Leaving aside the mechanics of setting variables and parsing HTTP requests, I want to concentrate on the interaction between the wrapper and the XSLT templates. In this example, I picked the XML:libXSLT Perl module which itself interfaces to the GNOME's libXSLT library (the other XSLT processor for Perl, XML::XSLT did not support enough XSLT features to process my stylesheets correctly). To use the library, I needed to add the following to the Perl script:

use XML::LibXSLT;

Getting past all the initial code, I initialize the XSLT library and create an empty XML object which will be used to generate the input XML packet:

my $parser = XML::LibXML->new();

my $xslt = XML::LibXSLT->new();

my $source = $parser->parse_string('<?xml version="1.0"?><xml/>');

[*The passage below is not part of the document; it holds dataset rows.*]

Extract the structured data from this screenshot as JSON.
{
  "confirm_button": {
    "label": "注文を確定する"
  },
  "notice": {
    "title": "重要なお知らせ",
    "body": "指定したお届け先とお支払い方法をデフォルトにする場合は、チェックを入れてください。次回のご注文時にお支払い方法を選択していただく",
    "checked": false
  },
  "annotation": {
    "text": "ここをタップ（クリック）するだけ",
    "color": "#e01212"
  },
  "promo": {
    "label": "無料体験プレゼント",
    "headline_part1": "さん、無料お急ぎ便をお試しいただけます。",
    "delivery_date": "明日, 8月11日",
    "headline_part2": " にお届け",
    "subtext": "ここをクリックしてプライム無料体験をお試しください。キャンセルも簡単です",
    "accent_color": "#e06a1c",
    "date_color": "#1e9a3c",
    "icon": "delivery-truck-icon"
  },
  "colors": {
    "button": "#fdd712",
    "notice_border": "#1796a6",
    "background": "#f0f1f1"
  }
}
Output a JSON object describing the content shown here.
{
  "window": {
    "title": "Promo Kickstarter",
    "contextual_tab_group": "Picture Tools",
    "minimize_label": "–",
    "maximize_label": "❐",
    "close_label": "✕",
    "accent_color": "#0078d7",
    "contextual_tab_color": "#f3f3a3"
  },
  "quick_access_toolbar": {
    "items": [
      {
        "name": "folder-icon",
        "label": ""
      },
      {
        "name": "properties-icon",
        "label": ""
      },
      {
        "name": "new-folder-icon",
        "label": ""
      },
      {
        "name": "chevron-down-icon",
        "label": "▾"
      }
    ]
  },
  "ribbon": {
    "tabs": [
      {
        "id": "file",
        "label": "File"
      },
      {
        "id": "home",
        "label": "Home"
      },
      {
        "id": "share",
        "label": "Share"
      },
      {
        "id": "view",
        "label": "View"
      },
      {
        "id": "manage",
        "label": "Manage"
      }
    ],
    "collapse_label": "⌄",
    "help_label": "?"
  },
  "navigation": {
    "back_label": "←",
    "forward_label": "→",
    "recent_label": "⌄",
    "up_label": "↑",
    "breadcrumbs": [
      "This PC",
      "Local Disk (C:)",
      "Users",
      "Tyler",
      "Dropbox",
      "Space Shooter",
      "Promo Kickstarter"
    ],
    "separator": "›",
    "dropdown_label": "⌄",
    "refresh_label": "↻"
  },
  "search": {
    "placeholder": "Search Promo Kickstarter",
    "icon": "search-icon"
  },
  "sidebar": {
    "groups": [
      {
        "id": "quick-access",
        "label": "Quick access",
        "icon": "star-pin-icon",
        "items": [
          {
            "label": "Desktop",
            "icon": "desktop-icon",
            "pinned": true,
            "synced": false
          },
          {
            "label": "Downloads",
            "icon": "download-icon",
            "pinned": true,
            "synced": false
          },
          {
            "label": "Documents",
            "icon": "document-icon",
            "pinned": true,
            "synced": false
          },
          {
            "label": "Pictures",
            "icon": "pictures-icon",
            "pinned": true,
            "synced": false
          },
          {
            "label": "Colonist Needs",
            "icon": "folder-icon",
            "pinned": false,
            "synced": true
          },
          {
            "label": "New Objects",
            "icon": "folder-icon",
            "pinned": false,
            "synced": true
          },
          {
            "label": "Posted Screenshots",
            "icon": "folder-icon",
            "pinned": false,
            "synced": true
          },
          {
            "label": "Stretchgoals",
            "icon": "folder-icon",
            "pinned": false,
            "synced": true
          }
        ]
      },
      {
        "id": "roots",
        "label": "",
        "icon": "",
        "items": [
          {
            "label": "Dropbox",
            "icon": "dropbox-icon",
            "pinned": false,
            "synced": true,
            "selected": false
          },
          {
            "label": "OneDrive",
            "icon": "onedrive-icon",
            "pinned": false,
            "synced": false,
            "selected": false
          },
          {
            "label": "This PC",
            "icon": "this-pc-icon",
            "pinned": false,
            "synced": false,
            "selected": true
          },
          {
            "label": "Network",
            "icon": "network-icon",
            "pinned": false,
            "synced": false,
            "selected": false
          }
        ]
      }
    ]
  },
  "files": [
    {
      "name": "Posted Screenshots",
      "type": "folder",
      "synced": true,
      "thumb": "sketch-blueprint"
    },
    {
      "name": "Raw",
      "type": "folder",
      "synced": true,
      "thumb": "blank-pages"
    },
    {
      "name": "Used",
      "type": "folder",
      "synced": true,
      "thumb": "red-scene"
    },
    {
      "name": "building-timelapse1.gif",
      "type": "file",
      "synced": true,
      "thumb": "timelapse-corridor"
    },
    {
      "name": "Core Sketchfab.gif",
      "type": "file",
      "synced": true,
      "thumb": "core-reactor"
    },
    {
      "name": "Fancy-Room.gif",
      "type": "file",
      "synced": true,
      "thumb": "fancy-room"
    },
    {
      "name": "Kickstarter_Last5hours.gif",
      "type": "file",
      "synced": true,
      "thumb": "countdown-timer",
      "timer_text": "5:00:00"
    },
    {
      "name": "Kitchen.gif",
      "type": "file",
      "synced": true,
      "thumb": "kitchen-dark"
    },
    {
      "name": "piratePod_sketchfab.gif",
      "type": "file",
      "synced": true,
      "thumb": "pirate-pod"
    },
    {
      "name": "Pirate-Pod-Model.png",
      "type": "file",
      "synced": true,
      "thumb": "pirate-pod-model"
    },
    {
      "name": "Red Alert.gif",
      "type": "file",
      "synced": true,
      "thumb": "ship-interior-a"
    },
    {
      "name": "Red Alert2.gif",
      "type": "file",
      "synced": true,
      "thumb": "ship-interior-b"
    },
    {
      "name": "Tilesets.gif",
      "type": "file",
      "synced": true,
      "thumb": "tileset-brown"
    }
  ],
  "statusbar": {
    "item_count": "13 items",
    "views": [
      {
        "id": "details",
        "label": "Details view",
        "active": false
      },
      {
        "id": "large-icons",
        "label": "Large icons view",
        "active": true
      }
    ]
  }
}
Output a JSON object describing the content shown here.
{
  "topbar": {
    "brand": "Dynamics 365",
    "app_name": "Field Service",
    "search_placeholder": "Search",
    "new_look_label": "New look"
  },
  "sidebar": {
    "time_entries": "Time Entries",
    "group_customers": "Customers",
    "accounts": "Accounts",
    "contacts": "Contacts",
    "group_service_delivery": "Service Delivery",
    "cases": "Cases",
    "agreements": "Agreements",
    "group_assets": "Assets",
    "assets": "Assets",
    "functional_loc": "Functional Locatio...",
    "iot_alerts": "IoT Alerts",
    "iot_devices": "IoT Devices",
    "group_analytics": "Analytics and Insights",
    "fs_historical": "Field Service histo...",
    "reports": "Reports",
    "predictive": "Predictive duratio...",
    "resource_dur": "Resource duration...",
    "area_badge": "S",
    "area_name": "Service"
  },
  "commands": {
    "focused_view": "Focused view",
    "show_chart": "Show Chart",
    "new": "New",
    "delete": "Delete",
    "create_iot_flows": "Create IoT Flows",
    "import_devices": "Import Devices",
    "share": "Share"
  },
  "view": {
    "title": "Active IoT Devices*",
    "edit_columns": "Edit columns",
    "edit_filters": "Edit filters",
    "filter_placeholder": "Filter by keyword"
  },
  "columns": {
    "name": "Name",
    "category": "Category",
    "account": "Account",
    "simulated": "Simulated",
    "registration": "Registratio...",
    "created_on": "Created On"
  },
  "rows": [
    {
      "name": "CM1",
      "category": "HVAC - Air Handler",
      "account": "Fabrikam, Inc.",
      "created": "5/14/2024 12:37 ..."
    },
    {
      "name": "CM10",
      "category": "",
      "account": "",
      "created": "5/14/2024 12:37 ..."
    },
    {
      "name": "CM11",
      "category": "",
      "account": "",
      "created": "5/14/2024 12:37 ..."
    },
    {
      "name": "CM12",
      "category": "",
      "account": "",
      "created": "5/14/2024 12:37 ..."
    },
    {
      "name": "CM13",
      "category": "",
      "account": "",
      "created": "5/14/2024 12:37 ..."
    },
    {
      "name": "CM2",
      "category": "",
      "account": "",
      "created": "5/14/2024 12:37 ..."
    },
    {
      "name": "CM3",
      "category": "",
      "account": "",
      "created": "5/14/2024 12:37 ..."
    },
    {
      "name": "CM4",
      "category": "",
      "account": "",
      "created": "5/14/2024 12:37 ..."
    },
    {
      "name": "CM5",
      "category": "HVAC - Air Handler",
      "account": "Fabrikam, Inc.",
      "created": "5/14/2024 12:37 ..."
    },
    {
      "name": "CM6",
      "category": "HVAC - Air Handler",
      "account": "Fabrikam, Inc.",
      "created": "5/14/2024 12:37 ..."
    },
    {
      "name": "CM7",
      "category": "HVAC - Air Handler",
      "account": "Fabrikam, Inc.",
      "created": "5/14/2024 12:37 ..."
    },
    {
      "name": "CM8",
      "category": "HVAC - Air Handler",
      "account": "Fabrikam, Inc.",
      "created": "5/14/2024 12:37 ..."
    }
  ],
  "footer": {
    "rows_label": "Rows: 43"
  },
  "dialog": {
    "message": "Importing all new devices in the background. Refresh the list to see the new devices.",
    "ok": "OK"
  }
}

After that, we parse the input XSLT stylesheet from a file and invoke the XSLT processor. The parameters which are passed to the processor are defined in the beginning of the script and contain the authentication information for UPS, and the tracking number of the package (which is extracted from the input request when the script is called) :

my $style_doc = $parser->parse_file($input_xsl);

my $stylesheet = $xslt->parse_stylesheet($style_doc);

my $results = $stylesheet->transform($source,

	XML::LibXSLT::xpath_to_string(service_key => $service_key),

   	XML::LibXSLT::xpath_to_string(service_username => $service_username),

	XML::LibXSLT::xpath_to_string(service_password => $service_password),

	XML::LibXSLT::xpath_to_string(tracking_number => $tracking_number)


Once the request packet is generated via XSLT, I send it on its merry way by using the famous libwww-perl library:

my $req;

$ua = LWP::UserAgent->new;

$req = HTTP::Request->new(POST => $service_url_track);



my $res = $ua->request($req);

To process the response, I follow a similar routine, except that I use the response returned from UPS instead of the empty XML:

my $source = $parser->parse_string($response->content);

my $style_doc = $parser->parse_file($output_xsl);

my $stylesheet = $xslt->parse_stylesheet($style_doc);

my $results = $stylesheet->transform($source,

	XML::LibXSLT::xpath_to_string(version => $version)

	XML::LibXSLT::xpath_to_string(url_stylesheet => $url_stylesheet)


Once processed, we simply print the output to the user and exit:

print "Content-Type: application/xml\n\n";

print $stylesheet->output_string($results);


The full script can be downloaded here. Figures 1 and 2 below show how the resulting feed appears in the Bloglines web-based RSS reader and Liferea desktop RSS reader for Linux/GNOME.

Bloglines Screenshot
Figure 1. BlogLines Screenshot

Liferea Screenshot
Figure 2. Liferea Screenshot


Using XSLT for generating RSS feeds for UPS package tracking turned out to be a much simpler task than writing a straightforward program. Having XSLT do the heavy lifting of dealing with XML freed me to concentrate on the mundane programming tasks of working with HTTP requests and responses, illustrating how XSLT can reduce the complexity of XML processing. In the future, I plan to integrate additional carriers into the track2rss project, as well as additional output formats and languages.